“The network was a big supporter of The Opposition and they were sort of like here’s the deal: ‘We think 11:30 is crowded, we like the work that’s going on here, we feel there’s a lot of people focusing on Trump. We’d love to switch this to a weekly and put you back out in the field.’ I had really dual emotions at that moment. I was really proud of The Opposition and loved the team that we put together. It’s really fun to be part of a show that day in and day out is trying to make sense of the news. And getting to play a character like that, it’s really fun to filter comedy through it. You can be bigger and stranger in ways that maybe I normally wouldn’t. At the same time, I also got it. It was exhausting feeling like we were consistently chasing the Trump train in a market that’s so full. Trying to do it from [the point of view of] a more satirical character was our swing at standing out, but every day felt like we were constantly behind the eight ball. And if we were reading the tea leaves, people are less excited about that irony. They want authenticity. They want people being people. We have a lot of fakeness out there, where is that reality?”
How ‘The Daily Show’ changed from Jon Stewart to Trevor Noah
“I think Trevor coming to The Daily Show was a shift. The Daily Show continued to evolve as I was there, the role of correspondents, the style of the show, and even the role of Jon had kind of evolved over the 15 years that he was there. But there was still a formality to it and an archness that was satirizing news institutions and the media. And Trevor comes in and Trevor has a new take on things, and he doesn’t want to live in the world of faux news bravado. What people respond to with him is that he’s this guy who’s pretty open about his points of view. So it was interesting seeing that happen. Even while I was there I was seeing people responding to less of this mask that comedians wear and more to who they are underneath.”

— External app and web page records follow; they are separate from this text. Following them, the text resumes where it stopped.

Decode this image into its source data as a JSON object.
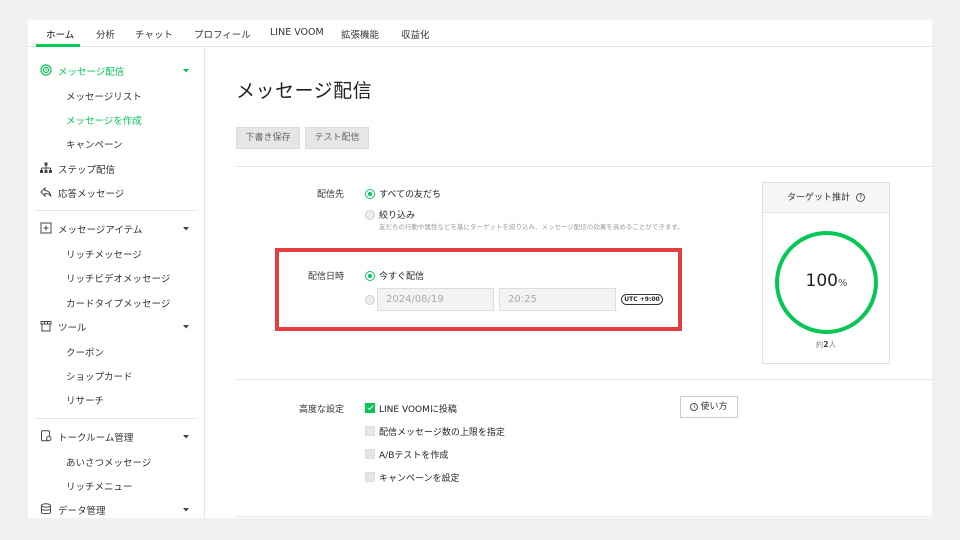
{
  "tabs": [
    {
      "label": "ホーム",
      "active": true
    },
    {
      "label": "分析"
    },
    {
      "label": "チャット"
    },
    {
      "label": "プロフィール"
    },
    {
      "label": "LINE VOOM"
    },
    {
      "label": "拡張機能"
    },
    {
      "label": "収益化"
    }
  ],
  "sidebar": {
    "message": {
      "label": "メッセージ配信",
      "icon": "target-icon"
    },
    "message_list": "メッセージリスト",
    "message_create": "メッセージを作成",
    "campaign": "キャンペーン",
    "step": {
      "label": "ステップ配信",
      "icon": "hierarchy-icon"
    },
    "reply": {
      "label": "応答メッセージ",
      "icon": "reply-icon"
    },
    "items": {
      "label": "メッセージアイテム",
      "icon": "plus-square-icon"
    },
    "rich_message": "リッチメッセージ",
    "rich_video": "リッチビデオメッセージ",
    "card_type": "カードタイプメッセージ",
    "tools": {
      "label": "ツール",
      "icon": "shop-icon"
    },
    "coupon": "クーポン",
    "shop_card": "ショップカード",
    "research": "リサーチ",
    "talkroom": {
      "label": "トークルーム管理",
      "icon": "talkroom-icon"
    },
    "greeting": "あいさつメッセージ",
    "rich_menu": "リッチメニュー",
    "data": {
      "label": "データ管理",
      "icon": "database-icon"
    }
  },
  "main": {
    "title": "メッセージ配信",
    "draft_button": "下書き保存",
    "test_button": "テスト配信",
    "audience": {
      "label": "配信先",
      "option_all": "すべての友だち",
      "option_filter": "絞り込み",
      "filter_hint": "友だちの行動や属性などを基にターゲットを絞り込み、メッセージ配信の効果を高めることができます。"
    },
    "schedule": {
      "label": "配信日時",
      "option_now": "今すぐ配信",
      "date_placeholder": "2024/08/19",
      "time_placeholder": "20:25",
      "timezone": "UTC +9:00"
    },
    "target": {
      "header": "ターゲット推計",
      "percent": "100",
      "percent_unit": "%",
      "approx_prefix": "約",
      "approx_count": "2",
      "approx_unit": "人"
    },
    "advanced": {
      "label": "高度な設定",
      "voom": "LINE VOOMに投稿",
      "limit": "配信メッセージ数の上限を指定",
      "ab_test": "A/Bテストを作成",
      "campaign": "キャンペーンを設定",
      "howto": "使い方"
    }
  },
  "colors": {
    "accent": "#06c755",
    "highlight": "#e53e3e"
  }
}
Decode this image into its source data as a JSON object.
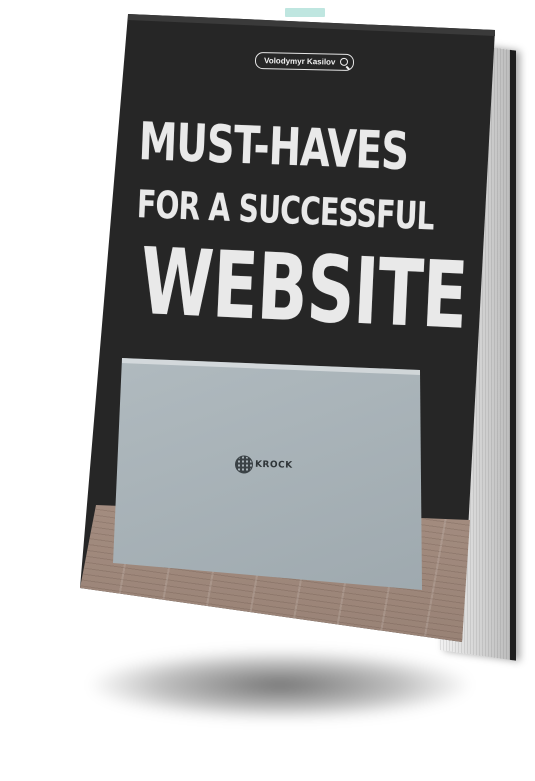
{
  "book": {
    "author": "Volodymyr Kasilov",
    "title_line_1": "MUST-HAVES",
    "title_line_2": "FOR A SUCCESSFUL",
    "title_line_3": "WEBSITE",
    "laptop_brand": "KROCK"
  },
  "colors": {
    "cover": "#262626",
    "title_text": "#e9e9e9",
    "bookmark": "#bfe6e0",
    "laptop": "#aeb8bd",
    "wood": "#a99285"
  },
  "icons": {
    "author_badge_icon": "search-icon",
    "laptop_logo_icon": "globe-logo-icon"
  }
}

Next week on The Last Laugh podcast: Creator and star of Showtime’s Who Is America?, Sacha Baron Cohen.